I attended a conference last week where a (well-intentioned) speaker said there were only two types of businesses in the world: those that are business to business (B2B) and those that are business to consumer (B2C).
This struck me as strange. It seemed restrictive to me, inflexible somehow. Surely businesses exist to do more than just serve the needs of their customers? So I came up with a third type of business to add to the speaker’s list: human to human.
You will no doubt have heard of the slightly clunky term that is ‘corporate social responsibility’ (CSR). This can be broadly defined as the practice of a company taking an interest in wider social issues, an interest that, usually, does not relate to profit margins.
In some environments, I’ve seen CSR reduced to a sort of box-ticking exercise, something that has to be done, rather than something people are really passionate about.
But box-ticking isn’t something we do at Masthaven. So I much prefer the term ‘human business’.
What does that mean? Well, I think a human business is one that:
- Is genuine and compassionate, treats people with respect
- Exists to do more than just make money
- Thinks like a human being, not a computer
- Has a strong social purpose and makes a significant contribution to society
Today it’s more important than ever that businesses beat with a social purpose. Being involved in the outside world boosts customer and employee engagement, it helps firms innovate, think long-term and stand out from their competition. More than all that, though, is that it’s simply a good thing to do.
A great example of firms getting this right was the work done by Microsoft and other tech companies. In 2016 they linked up with the BBC to develop the micro:bit, a pocket-sized codeable computer that was given to every Year 7 child across the UK. The aim? To address a UK digital skills shortage and inspire a new generation of tech developers.
One thing I really like about the micro:bit is that it’s deeply connected with what those businesses behind the project do. It’s a way for them to develop new products, engage with the community and make a positive social imprint all at the same time.
This year Masthaven will build on our previous good work and become a fully human business – one that’s linked to the wider social world through a number of important initiatives and projects, including a link-up with a homelessness charity, Depaul.

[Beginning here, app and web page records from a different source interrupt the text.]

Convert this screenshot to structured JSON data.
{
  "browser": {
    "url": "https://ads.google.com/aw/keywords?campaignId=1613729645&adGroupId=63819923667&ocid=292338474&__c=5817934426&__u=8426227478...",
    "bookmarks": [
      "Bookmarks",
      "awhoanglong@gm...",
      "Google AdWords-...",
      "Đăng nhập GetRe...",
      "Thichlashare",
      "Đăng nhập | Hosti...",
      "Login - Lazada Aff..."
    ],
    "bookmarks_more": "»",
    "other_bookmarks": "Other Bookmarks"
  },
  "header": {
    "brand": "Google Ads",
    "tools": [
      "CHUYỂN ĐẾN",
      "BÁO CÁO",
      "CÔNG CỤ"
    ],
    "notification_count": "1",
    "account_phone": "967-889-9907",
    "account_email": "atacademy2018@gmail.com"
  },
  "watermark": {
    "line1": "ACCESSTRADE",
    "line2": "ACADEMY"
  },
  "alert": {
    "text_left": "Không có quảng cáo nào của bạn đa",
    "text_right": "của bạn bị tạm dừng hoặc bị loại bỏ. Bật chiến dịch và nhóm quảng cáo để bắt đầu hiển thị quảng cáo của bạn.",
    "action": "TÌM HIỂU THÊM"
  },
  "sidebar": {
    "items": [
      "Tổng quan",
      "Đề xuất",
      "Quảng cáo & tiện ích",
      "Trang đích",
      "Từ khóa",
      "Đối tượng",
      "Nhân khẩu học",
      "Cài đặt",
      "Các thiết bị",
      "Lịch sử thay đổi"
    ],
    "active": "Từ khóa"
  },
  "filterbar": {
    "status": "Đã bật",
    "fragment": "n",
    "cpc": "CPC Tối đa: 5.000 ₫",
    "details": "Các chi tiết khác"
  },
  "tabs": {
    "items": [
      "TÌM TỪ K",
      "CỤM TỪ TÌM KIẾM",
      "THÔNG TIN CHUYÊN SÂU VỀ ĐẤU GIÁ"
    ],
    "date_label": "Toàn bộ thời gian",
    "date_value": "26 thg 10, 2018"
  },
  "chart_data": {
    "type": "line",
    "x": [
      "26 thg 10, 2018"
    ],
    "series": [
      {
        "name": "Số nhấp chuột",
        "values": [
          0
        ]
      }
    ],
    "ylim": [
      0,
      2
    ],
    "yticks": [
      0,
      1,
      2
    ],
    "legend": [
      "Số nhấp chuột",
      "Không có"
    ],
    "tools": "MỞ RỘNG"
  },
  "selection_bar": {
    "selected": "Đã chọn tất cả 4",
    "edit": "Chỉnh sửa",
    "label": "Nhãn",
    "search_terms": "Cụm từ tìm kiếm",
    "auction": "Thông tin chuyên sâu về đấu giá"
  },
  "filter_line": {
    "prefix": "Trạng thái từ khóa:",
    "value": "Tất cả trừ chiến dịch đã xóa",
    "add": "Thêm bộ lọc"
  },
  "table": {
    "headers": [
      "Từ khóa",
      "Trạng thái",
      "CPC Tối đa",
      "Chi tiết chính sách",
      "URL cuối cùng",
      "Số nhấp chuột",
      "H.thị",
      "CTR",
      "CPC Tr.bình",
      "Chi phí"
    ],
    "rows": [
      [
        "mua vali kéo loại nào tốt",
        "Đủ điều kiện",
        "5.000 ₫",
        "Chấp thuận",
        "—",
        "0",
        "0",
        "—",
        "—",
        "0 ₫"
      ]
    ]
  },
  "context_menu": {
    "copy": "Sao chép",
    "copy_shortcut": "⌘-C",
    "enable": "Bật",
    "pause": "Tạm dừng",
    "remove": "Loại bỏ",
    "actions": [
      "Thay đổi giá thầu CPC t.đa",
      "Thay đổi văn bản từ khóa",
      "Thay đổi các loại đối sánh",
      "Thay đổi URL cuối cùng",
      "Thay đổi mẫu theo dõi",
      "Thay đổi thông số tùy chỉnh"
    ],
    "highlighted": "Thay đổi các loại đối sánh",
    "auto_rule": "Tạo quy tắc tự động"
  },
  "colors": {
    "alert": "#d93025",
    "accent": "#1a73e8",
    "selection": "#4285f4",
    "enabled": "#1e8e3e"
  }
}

It’s a truism that businesses exist to make profit. But that doesn’t mean that’s all they have to do. Focusing on growing a successful business should also be intrinsically linked to positive social engagement – we only pass by this way once, so let’s make the most of it while we’re here.
The case for being a human business is clear - research even shows the majority of people are willing to pay more for products and services from companies committed to positive social and environmental impact.
But we’d still do it even if no-one was looking.